LW: How do you feel your professional role as a teacher/professor impacts the next generation?
ER: Teaching is all about fostering learning, and knowledge – and learning and knowledge are invaluable. The ability to think critically and analyze almost always works toward social justice in the end. Teaching is also about relationships, about working with people. Just the very act of teaching or working with people to open up their worlds conveys to others the idea – a legacy, if you will – that you don’t need to be consuming, or busy buying something for your life to have meaning. Monetizing things (LW: like educational tools – which we were talking about in a side thread) is not a way to change things for the benefit of people, although it will lead to someone’s profit. Things don’t necessarily get better with more money involved. Health care is one of those things that doesn’t improve with more money added. Teaching is another.

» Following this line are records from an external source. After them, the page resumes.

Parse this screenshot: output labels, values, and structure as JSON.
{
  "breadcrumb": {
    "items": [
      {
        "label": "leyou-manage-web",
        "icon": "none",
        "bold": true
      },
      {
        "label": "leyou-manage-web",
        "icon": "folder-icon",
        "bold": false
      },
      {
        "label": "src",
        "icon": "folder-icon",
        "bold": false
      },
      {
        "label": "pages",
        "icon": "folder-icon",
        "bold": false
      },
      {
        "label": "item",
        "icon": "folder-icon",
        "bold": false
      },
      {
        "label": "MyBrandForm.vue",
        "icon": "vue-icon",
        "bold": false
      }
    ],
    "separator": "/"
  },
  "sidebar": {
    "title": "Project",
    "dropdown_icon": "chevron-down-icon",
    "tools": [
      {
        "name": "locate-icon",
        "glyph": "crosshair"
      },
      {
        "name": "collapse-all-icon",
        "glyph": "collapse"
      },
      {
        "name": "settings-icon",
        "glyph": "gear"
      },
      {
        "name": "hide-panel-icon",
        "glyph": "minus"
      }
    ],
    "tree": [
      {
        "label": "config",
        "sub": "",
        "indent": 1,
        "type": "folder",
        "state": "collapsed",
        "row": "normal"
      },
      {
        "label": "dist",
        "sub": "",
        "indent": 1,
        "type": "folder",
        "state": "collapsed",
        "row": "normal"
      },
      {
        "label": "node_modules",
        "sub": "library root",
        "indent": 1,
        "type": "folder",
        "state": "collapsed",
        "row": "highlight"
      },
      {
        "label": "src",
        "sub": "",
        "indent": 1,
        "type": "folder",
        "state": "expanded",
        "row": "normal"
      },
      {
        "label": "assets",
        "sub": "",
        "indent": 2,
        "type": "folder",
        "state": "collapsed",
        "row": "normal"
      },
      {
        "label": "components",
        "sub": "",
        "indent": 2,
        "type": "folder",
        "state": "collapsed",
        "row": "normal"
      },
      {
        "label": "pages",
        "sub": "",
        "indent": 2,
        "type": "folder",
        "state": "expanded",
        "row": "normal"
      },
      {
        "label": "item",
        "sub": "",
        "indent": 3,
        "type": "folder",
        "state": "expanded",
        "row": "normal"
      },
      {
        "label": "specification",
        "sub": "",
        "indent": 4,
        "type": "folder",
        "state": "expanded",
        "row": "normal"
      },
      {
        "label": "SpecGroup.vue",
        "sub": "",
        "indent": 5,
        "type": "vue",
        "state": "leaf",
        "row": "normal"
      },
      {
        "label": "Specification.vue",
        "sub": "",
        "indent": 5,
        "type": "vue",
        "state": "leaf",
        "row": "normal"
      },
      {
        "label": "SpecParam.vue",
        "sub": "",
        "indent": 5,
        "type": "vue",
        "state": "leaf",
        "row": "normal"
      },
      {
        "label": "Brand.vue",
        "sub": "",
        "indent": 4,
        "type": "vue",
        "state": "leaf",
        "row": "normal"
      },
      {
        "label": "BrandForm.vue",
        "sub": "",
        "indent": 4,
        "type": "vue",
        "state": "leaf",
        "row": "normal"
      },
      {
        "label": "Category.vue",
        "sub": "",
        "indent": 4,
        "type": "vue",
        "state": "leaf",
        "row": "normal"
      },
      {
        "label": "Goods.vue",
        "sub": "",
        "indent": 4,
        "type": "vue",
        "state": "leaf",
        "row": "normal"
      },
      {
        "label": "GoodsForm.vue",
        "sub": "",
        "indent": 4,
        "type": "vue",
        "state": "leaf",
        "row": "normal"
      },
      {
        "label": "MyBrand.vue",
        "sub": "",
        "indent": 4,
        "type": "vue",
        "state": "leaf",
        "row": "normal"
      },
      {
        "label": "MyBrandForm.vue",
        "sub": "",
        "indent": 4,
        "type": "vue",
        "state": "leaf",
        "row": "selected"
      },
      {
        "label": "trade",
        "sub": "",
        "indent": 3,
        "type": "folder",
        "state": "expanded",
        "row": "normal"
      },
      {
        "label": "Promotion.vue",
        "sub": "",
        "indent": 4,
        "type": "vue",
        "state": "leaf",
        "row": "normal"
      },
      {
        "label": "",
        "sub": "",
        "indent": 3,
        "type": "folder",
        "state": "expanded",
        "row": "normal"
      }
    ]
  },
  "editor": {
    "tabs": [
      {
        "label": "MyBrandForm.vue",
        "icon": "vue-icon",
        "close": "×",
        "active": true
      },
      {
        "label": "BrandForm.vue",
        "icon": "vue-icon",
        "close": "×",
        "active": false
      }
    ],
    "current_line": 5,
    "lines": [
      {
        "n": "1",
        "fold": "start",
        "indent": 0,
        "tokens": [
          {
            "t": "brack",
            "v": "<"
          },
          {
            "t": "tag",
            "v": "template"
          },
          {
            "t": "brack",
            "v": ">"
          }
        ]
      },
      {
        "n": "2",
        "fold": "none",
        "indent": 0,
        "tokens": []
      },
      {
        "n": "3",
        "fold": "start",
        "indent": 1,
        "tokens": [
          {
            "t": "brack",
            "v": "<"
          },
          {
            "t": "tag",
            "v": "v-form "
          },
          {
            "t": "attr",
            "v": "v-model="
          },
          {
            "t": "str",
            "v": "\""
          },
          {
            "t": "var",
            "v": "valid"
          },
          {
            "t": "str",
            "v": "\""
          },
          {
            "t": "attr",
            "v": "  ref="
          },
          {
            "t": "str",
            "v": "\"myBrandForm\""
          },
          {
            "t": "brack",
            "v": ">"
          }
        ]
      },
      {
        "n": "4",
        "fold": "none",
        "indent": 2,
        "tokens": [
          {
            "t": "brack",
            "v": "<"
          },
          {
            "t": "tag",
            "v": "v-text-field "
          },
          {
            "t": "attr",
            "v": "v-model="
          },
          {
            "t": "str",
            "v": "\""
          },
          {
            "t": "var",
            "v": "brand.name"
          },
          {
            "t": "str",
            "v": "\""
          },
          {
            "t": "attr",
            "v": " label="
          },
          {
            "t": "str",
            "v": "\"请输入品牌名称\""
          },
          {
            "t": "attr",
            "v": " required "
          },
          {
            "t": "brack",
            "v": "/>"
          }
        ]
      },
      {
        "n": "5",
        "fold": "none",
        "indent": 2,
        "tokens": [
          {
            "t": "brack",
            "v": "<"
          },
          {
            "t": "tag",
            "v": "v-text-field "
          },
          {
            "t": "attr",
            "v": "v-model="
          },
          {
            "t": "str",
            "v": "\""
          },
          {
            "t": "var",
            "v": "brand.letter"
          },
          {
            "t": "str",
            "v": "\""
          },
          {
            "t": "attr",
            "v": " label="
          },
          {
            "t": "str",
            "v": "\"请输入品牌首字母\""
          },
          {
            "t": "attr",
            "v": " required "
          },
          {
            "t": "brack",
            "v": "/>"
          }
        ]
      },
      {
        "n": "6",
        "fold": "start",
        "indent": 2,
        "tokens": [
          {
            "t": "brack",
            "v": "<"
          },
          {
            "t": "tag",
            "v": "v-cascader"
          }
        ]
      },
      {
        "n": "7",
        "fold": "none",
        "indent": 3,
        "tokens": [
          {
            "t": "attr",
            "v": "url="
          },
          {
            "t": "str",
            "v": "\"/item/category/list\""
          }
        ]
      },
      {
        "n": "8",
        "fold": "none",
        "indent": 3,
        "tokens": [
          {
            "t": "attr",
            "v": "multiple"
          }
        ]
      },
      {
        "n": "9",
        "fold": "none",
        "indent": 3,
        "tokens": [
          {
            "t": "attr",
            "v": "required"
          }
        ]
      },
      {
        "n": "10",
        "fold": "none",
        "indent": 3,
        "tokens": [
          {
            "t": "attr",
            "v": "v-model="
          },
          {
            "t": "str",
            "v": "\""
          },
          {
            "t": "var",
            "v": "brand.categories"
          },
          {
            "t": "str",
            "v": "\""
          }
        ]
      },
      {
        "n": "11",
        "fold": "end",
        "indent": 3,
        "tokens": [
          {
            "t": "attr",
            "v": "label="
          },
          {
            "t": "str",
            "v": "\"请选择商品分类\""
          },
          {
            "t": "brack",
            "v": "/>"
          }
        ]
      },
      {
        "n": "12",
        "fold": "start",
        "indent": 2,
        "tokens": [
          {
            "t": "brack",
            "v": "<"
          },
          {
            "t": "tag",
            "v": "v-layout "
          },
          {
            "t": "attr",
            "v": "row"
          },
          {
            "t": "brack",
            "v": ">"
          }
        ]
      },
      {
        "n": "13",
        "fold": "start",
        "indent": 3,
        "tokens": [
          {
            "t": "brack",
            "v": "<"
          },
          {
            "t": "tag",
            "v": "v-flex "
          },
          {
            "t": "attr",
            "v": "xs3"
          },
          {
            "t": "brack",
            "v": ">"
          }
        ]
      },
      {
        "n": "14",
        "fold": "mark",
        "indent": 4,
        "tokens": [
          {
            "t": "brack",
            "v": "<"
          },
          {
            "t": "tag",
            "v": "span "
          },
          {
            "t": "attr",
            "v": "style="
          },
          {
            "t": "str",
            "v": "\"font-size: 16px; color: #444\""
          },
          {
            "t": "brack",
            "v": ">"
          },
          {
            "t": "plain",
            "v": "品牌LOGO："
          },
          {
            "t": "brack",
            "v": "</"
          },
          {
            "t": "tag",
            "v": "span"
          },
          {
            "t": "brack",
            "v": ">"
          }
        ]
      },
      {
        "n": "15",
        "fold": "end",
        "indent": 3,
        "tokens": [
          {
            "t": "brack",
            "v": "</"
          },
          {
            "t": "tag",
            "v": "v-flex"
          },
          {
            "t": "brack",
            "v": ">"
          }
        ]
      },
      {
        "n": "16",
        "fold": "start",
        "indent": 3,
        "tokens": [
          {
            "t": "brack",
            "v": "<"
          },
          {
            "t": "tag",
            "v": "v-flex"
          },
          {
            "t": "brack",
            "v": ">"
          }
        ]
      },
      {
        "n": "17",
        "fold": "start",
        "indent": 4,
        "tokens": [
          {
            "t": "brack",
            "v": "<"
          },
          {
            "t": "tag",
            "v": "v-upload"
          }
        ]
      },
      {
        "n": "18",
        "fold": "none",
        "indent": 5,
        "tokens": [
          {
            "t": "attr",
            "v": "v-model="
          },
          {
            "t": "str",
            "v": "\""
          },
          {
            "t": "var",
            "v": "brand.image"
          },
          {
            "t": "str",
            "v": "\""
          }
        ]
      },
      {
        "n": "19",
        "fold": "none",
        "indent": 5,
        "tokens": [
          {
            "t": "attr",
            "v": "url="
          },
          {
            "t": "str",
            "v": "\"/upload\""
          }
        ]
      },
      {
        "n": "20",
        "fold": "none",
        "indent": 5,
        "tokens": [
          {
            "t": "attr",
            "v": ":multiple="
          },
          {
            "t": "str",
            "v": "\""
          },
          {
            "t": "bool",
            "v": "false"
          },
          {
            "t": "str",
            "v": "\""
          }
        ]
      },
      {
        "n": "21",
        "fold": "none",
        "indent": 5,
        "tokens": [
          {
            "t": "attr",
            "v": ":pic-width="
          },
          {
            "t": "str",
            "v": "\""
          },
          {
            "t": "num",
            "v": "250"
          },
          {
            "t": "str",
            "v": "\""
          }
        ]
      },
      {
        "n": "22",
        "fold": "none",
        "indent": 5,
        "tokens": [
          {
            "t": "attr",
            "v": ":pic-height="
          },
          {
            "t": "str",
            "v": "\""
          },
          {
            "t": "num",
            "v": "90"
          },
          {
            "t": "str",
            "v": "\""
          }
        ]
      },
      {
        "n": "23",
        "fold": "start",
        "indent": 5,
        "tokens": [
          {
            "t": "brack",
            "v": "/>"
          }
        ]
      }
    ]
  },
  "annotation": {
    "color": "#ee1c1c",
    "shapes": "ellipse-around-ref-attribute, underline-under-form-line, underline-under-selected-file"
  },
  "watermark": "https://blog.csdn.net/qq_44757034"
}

LW: Eli, we’ve all encountered rough patches in this work – times when we’ve wanted to scream or throw our hands up in resignation. What helps you when times are rough?
ER: Encouraging words from other people. We don’t do it enough, but it makes a huge difference.
LW: How do you manage with 2 children (one under the age of 5) at home, and a commute of 1 hour 40 minutes one way? How do you manage when your wife’s commute is almost double that?
ER: Well, I do have a flexible teaching schedule. I tell myself I can do what I can do. And I keep plugging away at things and build on them. I’ve found you also have to be patient and not skip steps, otherwise, you may have to redo some things. I think you can usually find at least an hour each day to devote to activism, and I’d like to think that most people are working that into their lives. It seems that many people want to. But then they run into the question “What should I do?” That’s where organizers come in.
LW: As an organizer and activist, what do you believe to be the three most critical things needing our focus?
ER: 1) more community engagement
2) become and stay more engaged and don’t worry about people showing up. Not everything has to be a home run
3) have faith that your efforts will lead to something someday. It’s the sum total of everything we do that will lead to change.
LW: What is your greatest hope for other activists with regard to this work we’re doing?
ER: That we create lasting structures and relationships that will eventually be more powerful than corporations.